President Barack Obama and other world leaders agreed today that next month’s much-anticipated climate change summit will be merely a way station, not the once hoped-for end point, in the search for a worldwide global warming treaty.
The 192-nation climate conference beginning in three weeks in Copenhagen had originally been intended to produce a new global climate-change treaty. Hopes for that have dimmed lately. But comments by Obama and fellow leaders at a hastily arranged breakfast meeting here on the sidelines of an Asia-Pacific summit served to put the final nail in any remaining expectations for the December summit.
“There was an assessment by the leaders that it is unrealistic to expect a full internationally, legally binding agreement could be negotiated between now and Copenhagen which starts in 22 days,” said Michael Froman, Obama’s deputy national security adviser for international economic matters.
The prime minister of Denmark, Lars Loekke Rasmussen, the U.N.-sponsored climate conference’s chairman, flew overnight to Singapore to present a proposal to the leaders to instead make the Copenhagen goal a matter of crafting a “politically binding” agreement, in hopes of rescuing some future for the struggling process.
A fully binding legal agreement would be left to a second meeting next year in Mexico City, Froman said.
Obama backed the approach, cautioning the group not to let the “perfect be the enemy of the good,” Froman said. Addressing the Asia-Pacific Economic Cooperation forum later, Obama talked of the need to limit greenhouse-gas emissions “in Copenhagen and beyond.”
Froman said the Danish proposal would call for Copenhagen to produce “operational impact,” but he did not explain how that would work or to what it would apply.
Despite the cooperative-sounding words, the two-year process of crafting a landmark treaty has been stymied by deep distrust between rich, developed nations and poorer developing nations such as India, Brazil and China.
The developed nations hold that all countries must agree to legally binding targets to reduce heat-trapping gases. Developing countries say they can make reductions a goal but not a requirement, and they want more money from wealthy nations to help them make the transition.
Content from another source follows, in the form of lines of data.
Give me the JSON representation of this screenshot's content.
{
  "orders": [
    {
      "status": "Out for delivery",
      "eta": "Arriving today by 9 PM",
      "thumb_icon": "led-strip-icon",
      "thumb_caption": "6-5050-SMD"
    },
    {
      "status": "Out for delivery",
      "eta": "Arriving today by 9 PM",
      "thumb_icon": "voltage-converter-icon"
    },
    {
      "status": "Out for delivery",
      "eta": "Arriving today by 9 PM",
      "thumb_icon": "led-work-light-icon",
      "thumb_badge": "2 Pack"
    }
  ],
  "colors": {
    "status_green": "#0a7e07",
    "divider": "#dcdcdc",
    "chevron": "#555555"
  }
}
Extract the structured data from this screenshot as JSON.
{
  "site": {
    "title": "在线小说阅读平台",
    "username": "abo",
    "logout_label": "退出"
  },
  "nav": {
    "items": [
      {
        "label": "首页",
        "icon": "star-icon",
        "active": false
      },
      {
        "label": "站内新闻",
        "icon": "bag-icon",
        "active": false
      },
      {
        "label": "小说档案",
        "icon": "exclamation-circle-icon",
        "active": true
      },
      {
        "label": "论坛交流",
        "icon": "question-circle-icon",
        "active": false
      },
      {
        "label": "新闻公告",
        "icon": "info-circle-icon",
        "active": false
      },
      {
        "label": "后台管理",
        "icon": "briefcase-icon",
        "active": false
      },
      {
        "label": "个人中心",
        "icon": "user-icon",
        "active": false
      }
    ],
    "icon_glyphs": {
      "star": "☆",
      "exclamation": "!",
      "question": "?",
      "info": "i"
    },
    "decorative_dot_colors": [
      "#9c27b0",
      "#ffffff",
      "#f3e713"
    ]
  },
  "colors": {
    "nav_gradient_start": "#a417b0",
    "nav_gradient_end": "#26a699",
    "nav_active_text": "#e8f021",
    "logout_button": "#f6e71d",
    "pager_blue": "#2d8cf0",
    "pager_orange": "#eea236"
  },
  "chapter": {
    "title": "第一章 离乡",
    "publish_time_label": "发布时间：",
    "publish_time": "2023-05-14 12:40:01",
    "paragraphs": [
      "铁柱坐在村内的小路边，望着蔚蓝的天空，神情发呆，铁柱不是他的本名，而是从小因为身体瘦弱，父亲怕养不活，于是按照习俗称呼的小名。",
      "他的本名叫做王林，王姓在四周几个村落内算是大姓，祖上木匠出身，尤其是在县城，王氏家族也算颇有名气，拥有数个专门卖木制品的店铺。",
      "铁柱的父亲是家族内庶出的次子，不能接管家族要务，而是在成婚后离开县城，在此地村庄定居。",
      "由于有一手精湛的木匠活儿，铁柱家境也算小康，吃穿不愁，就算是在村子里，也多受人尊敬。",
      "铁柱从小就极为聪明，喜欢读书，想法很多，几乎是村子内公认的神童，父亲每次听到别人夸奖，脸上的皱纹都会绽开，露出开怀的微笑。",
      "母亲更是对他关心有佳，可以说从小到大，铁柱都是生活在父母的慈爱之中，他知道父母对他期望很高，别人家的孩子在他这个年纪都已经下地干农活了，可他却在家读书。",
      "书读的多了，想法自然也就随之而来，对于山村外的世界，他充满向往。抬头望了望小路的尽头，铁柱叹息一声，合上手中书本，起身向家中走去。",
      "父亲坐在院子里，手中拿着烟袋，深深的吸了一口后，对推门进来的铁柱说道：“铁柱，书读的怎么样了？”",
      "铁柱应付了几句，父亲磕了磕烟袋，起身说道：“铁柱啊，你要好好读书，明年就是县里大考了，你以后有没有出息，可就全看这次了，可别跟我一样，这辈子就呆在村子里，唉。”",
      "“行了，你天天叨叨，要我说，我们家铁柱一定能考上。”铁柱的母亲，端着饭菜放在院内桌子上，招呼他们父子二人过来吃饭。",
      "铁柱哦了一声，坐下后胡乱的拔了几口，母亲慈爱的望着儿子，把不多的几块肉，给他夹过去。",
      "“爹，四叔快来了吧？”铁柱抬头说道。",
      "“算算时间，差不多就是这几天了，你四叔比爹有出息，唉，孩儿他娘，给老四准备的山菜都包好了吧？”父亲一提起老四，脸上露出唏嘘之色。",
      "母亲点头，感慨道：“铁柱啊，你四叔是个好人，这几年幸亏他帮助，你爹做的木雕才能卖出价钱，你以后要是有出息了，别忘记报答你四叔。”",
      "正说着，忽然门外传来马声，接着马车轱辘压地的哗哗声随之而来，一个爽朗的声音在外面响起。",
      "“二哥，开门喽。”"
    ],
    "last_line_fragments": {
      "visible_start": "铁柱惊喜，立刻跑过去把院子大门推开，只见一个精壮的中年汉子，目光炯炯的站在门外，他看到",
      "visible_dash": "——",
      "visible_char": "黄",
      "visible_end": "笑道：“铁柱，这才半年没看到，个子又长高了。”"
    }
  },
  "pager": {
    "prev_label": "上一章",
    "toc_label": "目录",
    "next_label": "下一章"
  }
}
A major bill dealing with energy and climate in the U.S., a domestic priority of Obama’s, is bogged down in the U.S. Senate with scant hope it would be completed by next month, giving the American president little to show in Copenhagen.
Between that and the developments in Singapore, there may be little reason for Obama to travel there. White House aides had been saying privately that the outcome of talks during Obama’s weeklong Asia trip, including a three-day visit to China that starts Sunday night, would help determine whether Obama might go to Copenhagen.
Obama arrived late Saturday night in Singapore for the annual 21-nation APEC summit that had begun without him early that morning. In remarks to the group today, Obama reached out by announcing that he would host the 2011 gathering in his native Hawaii.
Once again, take this story with a grain of salt. They may well press ahead with a full-blown treaty and a politically binding” agreement can cause all kinds of havoc as well. – GCS Editior